>>>>

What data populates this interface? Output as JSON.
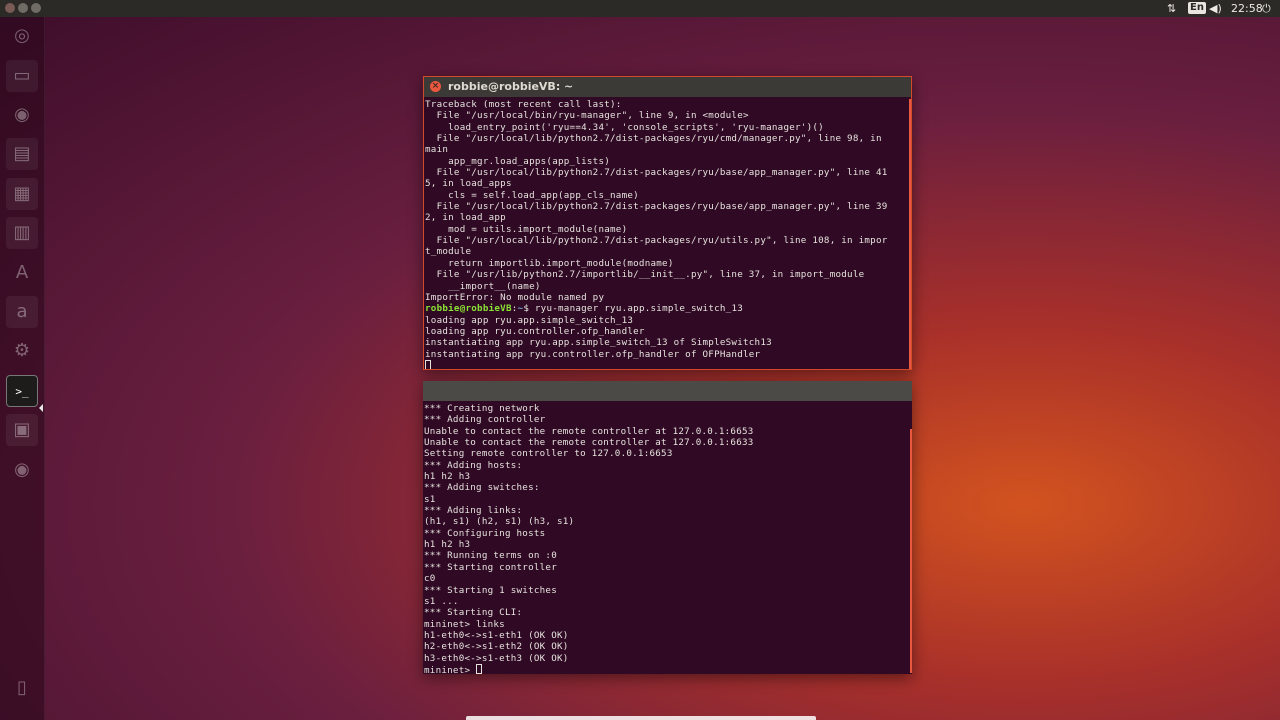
{
  "panel": {
    "time": "22:58",
    "keyboard_layout": "En",
    "icons": [
      "network-updown-icon",
      "keyboard-icon",
      "volume-icon",
      "settings-gear-icon"
    ]
  },
  "launcher": {
    "icons": [
      "ubuntu-dash-icon",
      "files-icon",
      "firefox-icon",
      "libreoffice-writer-icon",
      "libreoffice-calc-icon",
      "libreoffice-impress-icon",
      "software-center-icon",
      "amazon-icon",
      "system-settings-icon",
      "terminal-icon",
      "system-monitor-icon",
      "dvd-icon",
      "trash-icon"
    ],
    "glyphs": [
      "◎",
      "▭",
      "◉",
      "▤",
      "▦",
      "▥",
      "A",
      "a",
      "⚙",
      ">_",
      "▣",
      "◉",
      "▯"
    ]
  },
  "terminal1": {
    "title": "robbie@robbieVB: ~",
    "lines": [
      {
        "text": "Traceback (most recent call last):"
      },
      {
        "text": "  File \"/usr/local/bin/ryu-manager\", line 9, in <module>"
      },
      {
        "text": "    load_entry_point('ryu==4.34', 'console_scripts', 'ryu-manager')()"
      },
      {
        "text": "  File \"/usr/local/lib/python2.7/dist-packages/ryu/cmd/manager.py\", line 98, in"
      },
      {
        "text": "main"
      },
      {
        "text": "    app_mgr.load_apps(app_lists)"
      },
      {
        "text": "  File \"/usr/local/lib/python2.7/dist-packages/ryu/base/app_manager.py\", line 41"
      },
      {
        "text": "5, in load_apps"
      },
      {
        "text": "    cls = self.load_app(app_cls_name)"
      },
      {
        "text": "  File \"/usr/local/lib/python2.7/dist-packages/ryu/base/app_manager.py\", line 39"
      },
      {
        "text": "2, in load_app"
      },
      {
        "text": "    mod = utils.import_module(name)"
      },
      {
        "text": "  File \"/usr/local/lib/python2.7/dist-packages/ryu/utils.py\", line 108, in impor"
      },
      {
        "text": "t_module"
      },
      {
        "text": "    return importlib.import_module(modname)"
      },
      {
        "text": "  File \"/usr/lib/python2.7/importlib/__init__.py\", line 37, in import_module"
      },
      {
        "text": "    __import__(name)"
      },
      {
        "text": "ImportError: No module named py"
      },
      {
        "user": "robbie@robbieVB",
        "path": "~",
        "text": "$ ryu-manager ryu.app.simple_switch_13"
      },
      {
        "text": "loading app ryu.app.simple_switch_13"
      },
      {
        "text": "loading app ryu.controller.ofp_handler"
      },
      {
        "text": "instantiating app ryu.app.simple_switch_13 of SimpleSwitch13"
      },
      {
        "text": "instantiating app ryu.controller.ofp_handler of OFPHandler"
      }
    ]
  },
  "terminal2": {
    "title": "",
    "lines": [
      "*** Creating network",
      "*** Adding controller",
      "Unable to contact the remote controller at 127.0.0.1:6653",
      "Unable to contact the remote controller at 127.0.0.1:6633",
      "Setting remote controller to 127.0.0.1:6653",
      "*** Adding hosts:",
      "h1 h2 h3",
      "*** Adding switches:",
      "s1",
      "*** Adding links:",
      "(h1, s1) (h2, s1) (h3, s1)",
      "*** Configuring hosts",
      "h1 h2 h3",
      "*** Running terms on :0",
      "*** Starting controller",
      "c0",
      "*** Starting 1 switches",
      "s1 ...",
      "*** Starting CLI:",
      "mininet> links",
      "h1-eth0<->s1-eth1 (OK OK)",
      "h2-eth0<->s1-eth2 (OK OK)",
      "h3-eth0<->s1-eth3 (OK OK)"
    ],
    "prompt": "mininet> "
  }
}
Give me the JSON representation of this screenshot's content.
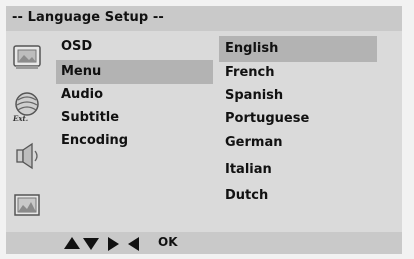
{
  "header": {
    "title": "-- Language Setup --"
  },
  "settings_menu": {
    "items": [
      {
        "label": "OSD",
        "selected": false
      },
      {
        "label": "Menu",
        "selected": true
      },
      {
        "label": "Audio",
        "selected": false
      },
      {
        "label": "Subtitle",
        "selected": false
      },
      {
        "label": "Encoding",
        "selected": false
      }
    ]
  },
  "language_options": {
    "items": [
      {
        "label": "English",
        "selected": true
      },
      {
        "label": "French",
        "selected": false
      },
      {
        "label": "Spanish",
        "selected": false
      },
      {
        "label": "Portuguese",
        "selected": false
      },
      {
        "label": "German",
        "selected": false
      },
      {
        "label": "Italian",
        "selected": false
      },
      {
        "label": "Dutch",
        "selected": false
      }
    ]
  },
  "icons": [
    "general-setup-icon",
    "audio-setup-icon",
    "speaker-icon",
    "picture-setup-icon"
  ],
  "footer": {
    "keys": [
      "up-arrow-icon",
      "down-arrow-icon",
      "right-arrow-icon",
      "left-arrow-icon"
    ],
    "ok_label": "OK"
  }
}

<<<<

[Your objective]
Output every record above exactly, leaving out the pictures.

[Solution for this exercise]
What data populates this interface? Output as JSON.
{
  "panel": {
    "time": "22:58",
    "keyboard_layout": "En",
    "icons": [
      "network-updown-icon",
      "keyboard-icon",
      "volume-icon",
      "settings-gear-icon"
    ]
  },
  "launcher": {
    "icons": [
      "ubuntu-dash-icon",
      "files-icon",
      "firefox-icon",
      "libreoffice-writer-icon",
      "libreoffice-calc-icon",
      "libreoffice-impress-icon",
      "software-center-icon",
      "amazon-icon",
      "system-settings-icon",
      "terminal-icon",
      "system-monitor-icon",
      "dvd-icon",
      "trash-icon"
    ],
    "glyphs": [
      "◎",
      "▭",
      "◉",
      "▤",
      "▦",
      "▥",
      "A",
      "a",
      "⚙",
      ">_",
      "▣",
      "◉",
      "▯"
    ]
  },
  "terminal1": {
    "title": "robbie@robbieVB: ~",
    "lines": [
      {
        "text": "Traceback (most recent call last):"
      },
      {
        "text": "  File \"/usr/local/bin/ryu-manager\", line 9, in <module>"
      },
      {
        "text": "    load_entry_point('ryu==4.34', 'console_scripts', 'ryu-manager')()"
      },
      {
        "text": "  File \"/usr/local/lib/python2.7/dist-packages/ryu/cmd/manager.py\", line 98, in"
      },
      {
        "text": "main"
      },
      {
        "text": "    app_mgr.load_apps(app_lists)"
      },
      {
        "text": "  File \"/usr/local/lib/python2.7/dist-packages/ryu/base/app_manager.py\", line 41"
      },
      {
        "text": "5, in load_apps"
      },
      {
        "text": "    cls = self.load_app(app_cls_name)"
      },
      {
        "text": "  File \"/usr/local/lib/python2.7/dist-packages/ryu/base/app_manager.py\", line 39"
      },
      {
        "text": "2, in load_app"
      },
      {
        "text": "    mod = utils.import_module(name)"
      },
      {
        "text": "  File \"/usr/local/lib/python2.7/dist-packages/ryu/utils.py\", line 108, in impor"
      },
      {
        "text": "t_module"
      },
      {
        "text": "    return importlib.import_module(modname)"
      },
      {
        "text": "  File \"/usr/lib/python2.7/importlib/__init__.py\", line 37, in import_module"
      },
      {
        "text": "    __import__(name)"
      },
      {
        "text": "ImportError: No module named py"
      },
      {
        "user": "robbie@robbieVB",
        "path": "~",
        "text": "$ ryu-manager ryu.app.simple_switch_13"
      },
      {
        "text": "loading app ryu.app.simple_switch_13"
      },
      {
        "text": "loading app ryu.controller.ofp_handler"
      },
      {
        "text": "instantiating app ryu.app.simple_switch_13 of SimpleSwitch13"
      },
      {
        "text": "instantiating app ryu.controller.ofp_handler of OFPHandler"
      }
    ]
  },
  "terminal2": {
    "title": "",
    "lines": [
      "*** Creating network",
      "*** Adding controller",
      "Unable to contact the remote controller at 127.0.0.1:6653",
      "Unable to contact the remote controller at 127.0.0.1:6633",
      "Setting remote controller to 127.0.0.1:6653",
      "*** Adding hosts:",
      "h1 h2 h3",
      "*** Adding switches:",
      "s1",
      "*** Adding links:",
      "(h1, s1) (h2, s1) (h3, s1)",
      "*** Configuring hosts",
      "h1 h2 h3",
      "*** Running terms on :0",
      "*** Starting controller",
      "c0",
      "*** Starting 1 switches",
      "s1 ...",
      "*** Starting CLI:",
      "mininet> links",
      "h1-eth0<->s1-eth1 (OK OK)",
      "h2-eth0<->s1-eth2 (OK OK)",
      "h3-eth0<->s1-eth3 (OK OK)"
    ],
    "prompt": "mininet> "
  }
}
Give me the JSON representation of this screenshot's content.
{
  "header": {
    "title": "-- Language Setup --"
  },
  "settings_menu": {
    "items": [
      {
        "label": "OSD",
        "selected": false
      },
      {
        "label": "Menu",
        "selected": true
      },
      {
        "label": "Audio",
        "selected": false
      },
      {
        "label": "Subtitle",
        "selected": false
      },
      {
        "label": "Encoding",
        "selected": false
      }
    ]
  },
  "language_options": {
    "items": [
      {
        "label": "English",
        "selected": true
      },
      {
        "label": "French",
        "selected": false
      },
      {
        "label": "Spanish",
        "selected": false
      },
      {
        "label": "Portuguese",
        "selected": false
      },
      {
        "label": "German",
        "selected": false
      },
      {
        "label": "Italian",
        "selected": false
      },
      {
        "label": "Dutch",
        "selected": false
      }
    ]
  },
  "icons": [
    "general-setup-icon",
    "audio-setup-icon",
    "speaker-icon",
    "picture-setup-icon"
  ],
  "footer": {
    "keys": [
      "up-arrow-icon",
      "down-arrow-icon",
      "right-arrow-icon",
      "left-arrow-icon"
    ],
    "ok_label": "OK"
  }
}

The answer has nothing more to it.